*Problem requirements*: Word for word, restate all of the data shown below.

*Stored data entries*:
★ ★ ★

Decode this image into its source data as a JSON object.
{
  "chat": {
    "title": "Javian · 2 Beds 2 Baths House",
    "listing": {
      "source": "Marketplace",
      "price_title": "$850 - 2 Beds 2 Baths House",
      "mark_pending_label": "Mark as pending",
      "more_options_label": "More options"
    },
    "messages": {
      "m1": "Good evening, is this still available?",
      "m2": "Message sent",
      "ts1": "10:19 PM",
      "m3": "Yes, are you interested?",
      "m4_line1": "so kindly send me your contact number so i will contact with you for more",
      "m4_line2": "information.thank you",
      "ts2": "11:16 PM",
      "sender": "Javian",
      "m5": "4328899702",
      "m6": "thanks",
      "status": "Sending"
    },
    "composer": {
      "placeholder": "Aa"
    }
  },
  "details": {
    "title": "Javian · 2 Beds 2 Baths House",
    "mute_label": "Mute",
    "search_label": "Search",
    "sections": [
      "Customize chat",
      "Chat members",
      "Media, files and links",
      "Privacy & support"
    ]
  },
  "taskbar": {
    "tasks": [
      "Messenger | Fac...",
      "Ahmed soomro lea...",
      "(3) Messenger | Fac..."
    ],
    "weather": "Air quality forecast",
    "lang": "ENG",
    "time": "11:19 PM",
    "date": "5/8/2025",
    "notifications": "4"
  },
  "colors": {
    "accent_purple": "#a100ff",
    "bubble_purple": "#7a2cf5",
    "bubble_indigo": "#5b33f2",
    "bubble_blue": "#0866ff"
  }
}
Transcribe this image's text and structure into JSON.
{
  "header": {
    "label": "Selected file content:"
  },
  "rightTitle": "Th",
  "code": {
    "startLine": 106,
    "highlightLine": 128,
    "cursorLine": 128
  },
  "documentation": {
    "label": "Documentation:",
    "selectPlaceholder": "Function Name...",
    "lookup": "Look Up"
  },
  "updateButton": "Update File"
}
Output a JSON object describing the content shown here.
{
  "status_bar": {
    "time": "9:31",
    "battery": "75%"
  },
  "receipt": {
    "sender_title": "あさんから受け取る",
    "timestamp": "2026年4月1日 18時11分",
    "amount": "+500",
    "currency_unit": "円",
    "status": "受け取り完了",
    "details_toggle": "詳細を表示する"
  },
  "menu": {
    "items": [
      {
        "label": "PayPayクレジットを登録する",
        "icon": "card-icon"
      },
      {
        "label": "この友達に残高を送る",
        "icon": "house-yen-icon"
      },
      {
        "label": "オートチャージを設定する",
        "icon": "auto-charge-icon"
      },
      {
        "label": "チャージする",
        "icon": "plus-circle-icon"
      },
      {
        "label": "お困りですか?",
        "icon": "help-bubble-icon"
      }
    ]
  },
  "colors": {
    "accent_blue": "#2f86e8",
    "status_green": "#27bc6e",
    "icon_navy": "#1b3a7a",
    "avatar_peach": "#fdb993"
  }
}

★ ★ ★

*Answer space*:
Decode this image into its source data as a JSON object.
{
  "chat": {
    "title": "Javian · 2 Beds 2 Baths House",
    "listing": {
      "source": "Marketplace",
      "price_title": "$850 - 2 Beds 2 Baths House",
      "mark_pending_label": "Mark as pending",
      "more_options_label": "More options"
    },
    "messages": {
      "m1": "Good evening, is this still available?",
      "m2": "Message sent",
      "ts1": "10:19 PM",
      "m3": "Yes, are you interested?",
      "m4_line1": "so kindly send me your contact number so i will contact with you for more",
      "m4_line2": "information.thank you",
      "ts2": "11:16 PM",
      "sender": "Javian",
      "m5": "4328899702",
      "m6": "thanks",
      "status": "Sending"
    },
    "composer": {
      "placeholder": "Aa"
    }
  },
  "details": {
    "title": "Javian · 2 Beds 2 Baths House",
    "mute_label": "Mute",
    "search_label": "Search",
    "sections": [
      "Customize chat",
      "Chat members",
      "Media, files and links",
      "Privacy & support"
    ]
  },
  "taskbar": {
    "tasks": [
      "Messenger | Fac...",
      "Ahmed soomro lea...",
      "(3) Messenger | Fac..."
    ],
    "weather": "Air quality forecast",
    "lang": "ENG",
    "time": "11:19 PM",
    "date": "5/8/2025",
    "notifications": "4"
  },
  "colors": {
    "accent_purple": "#a100ff",
    "bubble_purple": "#7a2cf5",
    "bubble_indigo": "#5b33f2",
    "bubble_blue": "#0866ff"
  }
}
Transcribe this image's text and structure into JSON.
{
  "header": {
    "label": "Selected file content:"
  },
  "rightTitle": "Th",
  "code": {
    "startLine": 106,
    "highlightLine": 128,
    "cursorLine": 128
  },
  "documentation": {
    "label": "Documentation:",
    "selectPlaceholder": "Function Name...",
    "lookup": "Look Up"
  },
  "updateButton": "Update File"
}
Output a JSON object describing the content shown here.
{
  "status_bar": {
    "time": "9:31",
    "battery": "75%"
  },
  "receipt": {
    "sender_title": "あさんから受け取る",
    "timestamp": "2026年4月1日 18時11分",
    "amount": "+500",
    "currency_unit": "円",
    "status": "受け取り完了",
    "details_toggle": "詳細を表示する"
  },
  "menu": {
    "items": [
      {
        "label": "PayPayクレジットを登録する",
        "icon": "card-icon"
      },
      {
        "label": "この友達に残高を送る",
        "icon": "house-yen-icon"
      },
      {
        "label": "オートチャージを設定する",
        "icon": "auto-charge-icon"
      },
      {
        "label": "チャージする",
        "icon": "plus-circle-icon"
      },
      {
        "label": "お困りですか?",
        "icon": "help-bubble-icon"
      }
    ]
  },
  "colors": {
    "accent_blue": "#2f86e8",
    "status_green": "#27bc6e",
    "icon_navy": "#1b3a7a",
    "avatar_peach": "#fdb993"
  }
}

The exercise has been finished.